**INSTRUCTIONS FOR THE TASK:** The reply should hold only the lines below from the one with "Give me the" to the end, each copied exactly.

**Web page and app entries:**
»»
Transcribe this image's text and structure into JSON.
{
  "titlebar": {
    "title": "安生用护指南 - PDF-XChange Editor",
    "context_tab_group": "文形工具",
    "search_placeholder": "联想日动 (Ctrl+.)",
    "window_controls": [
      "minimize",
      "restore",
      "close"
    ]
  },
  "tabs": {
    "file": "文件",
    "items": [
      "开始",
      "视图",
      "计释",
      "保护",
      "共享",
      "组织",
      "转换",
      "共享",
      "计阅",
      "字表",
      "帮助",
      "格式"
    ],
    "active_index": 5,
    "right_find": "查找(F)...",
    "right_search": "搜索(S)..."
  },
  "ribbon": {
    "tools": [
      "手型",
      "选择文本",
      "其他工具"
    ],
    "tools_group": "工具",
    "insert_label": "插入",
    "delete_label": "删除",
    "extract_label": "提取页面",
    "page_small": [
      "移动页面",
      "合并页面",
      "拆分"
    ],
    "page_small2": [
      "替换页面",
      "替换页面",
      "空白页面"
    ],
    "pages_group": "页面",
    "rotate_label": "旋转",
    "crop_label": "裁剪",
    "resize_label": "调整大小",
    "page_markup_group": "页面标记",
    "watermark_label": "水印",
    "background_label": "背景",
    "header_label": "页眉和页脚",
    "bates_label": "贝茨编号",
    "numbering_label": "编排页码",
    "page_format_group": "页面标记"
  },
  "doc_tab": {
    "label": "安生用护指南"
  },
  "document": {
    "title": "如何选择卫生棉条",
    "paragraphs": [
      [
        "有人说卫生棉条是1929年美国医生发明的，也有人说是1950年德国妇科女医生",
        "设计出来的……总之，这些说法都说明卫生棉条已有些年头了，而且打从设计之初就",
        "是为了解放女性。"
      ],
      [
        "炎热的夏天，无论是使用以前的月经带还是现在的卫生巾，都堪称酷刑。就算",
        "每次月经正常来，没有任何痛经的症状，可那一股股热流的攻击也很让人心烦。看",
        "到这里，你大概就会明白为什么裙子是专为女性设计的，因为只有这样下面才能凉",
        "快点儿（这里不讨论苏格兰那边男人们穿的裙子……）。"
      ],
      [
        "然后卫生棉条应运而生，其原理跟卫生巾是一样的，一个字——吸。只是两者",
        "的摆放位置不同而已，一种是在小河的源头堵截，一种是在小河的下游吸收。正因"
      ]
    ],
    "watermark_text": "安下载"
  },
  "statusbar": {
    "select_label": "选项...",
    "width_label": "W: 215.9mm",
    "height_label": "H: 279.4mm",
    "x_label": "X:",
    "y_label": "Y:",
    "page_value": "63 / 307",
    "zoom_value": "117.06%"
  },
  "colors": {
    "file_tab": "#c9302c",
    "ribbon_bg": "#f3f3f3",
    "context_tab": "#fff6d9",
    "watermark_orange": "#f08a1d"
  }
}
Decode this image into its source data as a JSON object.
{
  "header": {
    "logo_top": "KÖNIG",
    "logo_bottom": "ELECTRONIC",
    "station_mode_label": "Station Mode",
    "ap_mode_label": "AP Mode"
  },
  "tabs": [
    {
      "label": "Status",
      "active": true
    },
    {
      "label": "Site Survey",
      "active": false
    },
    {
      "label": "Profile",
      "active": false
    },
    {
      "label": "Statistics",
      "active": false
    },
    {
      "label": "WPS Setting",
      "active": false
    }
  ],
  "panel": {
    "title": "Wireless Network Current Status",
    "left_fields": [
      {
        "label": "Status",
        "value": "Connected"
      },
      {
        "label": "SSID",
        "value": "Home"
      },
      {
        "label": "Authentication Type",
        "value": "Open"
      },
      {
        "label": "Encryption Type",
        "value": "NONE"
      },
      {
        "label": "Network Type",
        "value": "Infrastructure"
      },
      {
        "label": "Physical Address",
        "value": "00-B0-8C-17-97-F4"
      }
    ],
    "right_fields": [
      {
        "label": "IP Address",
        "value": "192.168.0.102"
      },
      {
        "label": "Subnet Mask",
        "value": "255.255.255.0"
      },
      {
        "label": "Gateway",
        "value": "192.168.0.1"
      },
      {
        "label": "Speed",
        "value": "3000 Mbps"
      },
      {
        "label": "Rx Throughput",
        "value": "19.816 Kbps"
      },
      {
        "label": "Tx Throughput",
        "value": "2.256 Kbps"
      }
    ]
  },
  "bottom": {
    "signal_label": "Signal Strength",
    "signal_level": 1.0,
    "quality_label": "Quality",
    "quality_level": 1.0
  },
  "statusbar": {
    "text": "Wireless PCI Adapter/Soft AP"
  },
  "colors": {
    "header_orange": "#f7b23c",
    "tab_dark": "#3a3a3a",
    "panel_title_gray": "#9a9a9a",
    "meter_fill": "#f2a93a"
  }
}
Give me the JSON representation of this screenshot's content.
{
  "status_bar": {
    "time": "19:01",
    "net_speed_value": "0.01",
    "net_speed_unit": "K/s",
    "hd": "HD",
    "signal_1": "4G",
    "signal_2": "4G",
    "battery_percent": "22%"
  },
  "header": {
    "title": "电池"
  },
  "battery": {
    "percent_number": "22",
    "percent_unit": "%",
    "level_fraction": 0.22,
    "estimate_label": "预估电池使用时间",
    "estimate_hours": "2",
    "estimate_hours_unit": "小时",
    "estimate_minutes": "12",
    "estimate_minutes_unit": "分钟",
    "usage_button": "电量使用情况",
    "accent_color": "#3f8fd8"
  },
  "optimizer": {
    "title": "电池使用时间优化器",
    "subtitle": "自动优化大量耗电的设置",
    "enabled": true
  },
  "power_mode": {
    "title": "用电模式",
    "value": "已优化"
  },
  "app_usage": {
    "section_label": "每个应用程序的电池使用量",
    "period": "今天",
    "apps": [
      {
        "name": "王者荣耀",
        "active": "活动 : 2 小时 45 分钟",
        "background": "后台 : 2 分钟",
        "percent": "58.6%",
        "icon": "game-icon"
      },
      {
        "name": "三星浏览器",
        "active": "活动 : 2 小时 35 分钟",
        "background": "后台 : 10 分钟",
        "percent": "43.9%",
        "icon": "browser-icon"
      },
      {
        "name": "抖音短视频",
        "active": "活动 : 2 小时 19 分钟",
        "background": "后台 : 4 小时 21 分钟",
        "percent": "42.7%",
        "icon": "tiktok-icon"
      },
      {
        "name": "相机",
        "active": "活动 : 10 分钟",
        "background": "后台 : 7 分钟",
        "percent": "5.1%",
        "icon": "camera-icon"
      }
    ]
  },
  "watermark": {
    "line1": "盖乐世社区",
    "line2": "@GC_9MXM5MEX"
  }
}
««
**FINISHED EXERCISE:**
Give me the JSON representation of this screenshot's content.
{
  "status_bar": {
    "time": "19:01",
    "net_speed_value": "0.01",
    "net_speed_unit": "K/s",
    "hd": "HD",
    "signal_1": "4G",
    "signal_2": "4G",
    "battery_percent": "22%"
  },
  "header": {
    "title": "电池"
  },
  "battery": {
    "percent_number": "22",
    "percent_unit": "%",
    "level_fraction": 0.22,
    "estimate_label": "预估电池使用时间",
    "estimate_hours": "2",
    "estimate_hours_unit": "小时",
    "estimate_minutes": "12",
    "estimate_minutes_unit": "分钟",
    "usage_button": "电量使用情况",
    "accent_color": "#3f8fd8"
  },
  "optimizer": {
    "title": "电池使用时间优化器",
    "subtitle": "自动优化大量耗电的设置",
    "enabled": true
  },
  "power_mode": {
    "title": "用电模式",
    "value": "已优化"
  },
  "app_usage": {
    "section_label": "每个应用程序的电池使用量",
    "period": "今天",
    "apps": [
      {
        "name": "王者荣耀",
        "active": "活动 : 2 小时 45 分钟",
        "background": "后台 : 2 分钟",
        "percent": "58.6%",
        "icon": "game-icon"
      },
      {
        "name": "三星浏览器",
        "active": "活动 : 2 小时 35 分钟",
        "background": "后台 : 10 分钟",
        "percent": "43.9%",
        "icon": "browser-icon"
      },
      {
        "name": "抖音短视频",
        "active": "活动 : 2 小时 19 分钟",
        "background": "后台 : 4 小时 21 分钟",
        "percent": "42.7%",
        "icon": "tiktok-icon"
      },
      {
        "name": "相机",
        "active": "活动 : 10 分钟",
        "background": "后台 : 7 分钟",
        "percent": "5.1%",
        "icon": "camera-icon"
      }
    ]
  },
  "watermark": {
    "line1": "盖乐世社区",
    "line2": "@GC_9MXM5MEX"
  }
}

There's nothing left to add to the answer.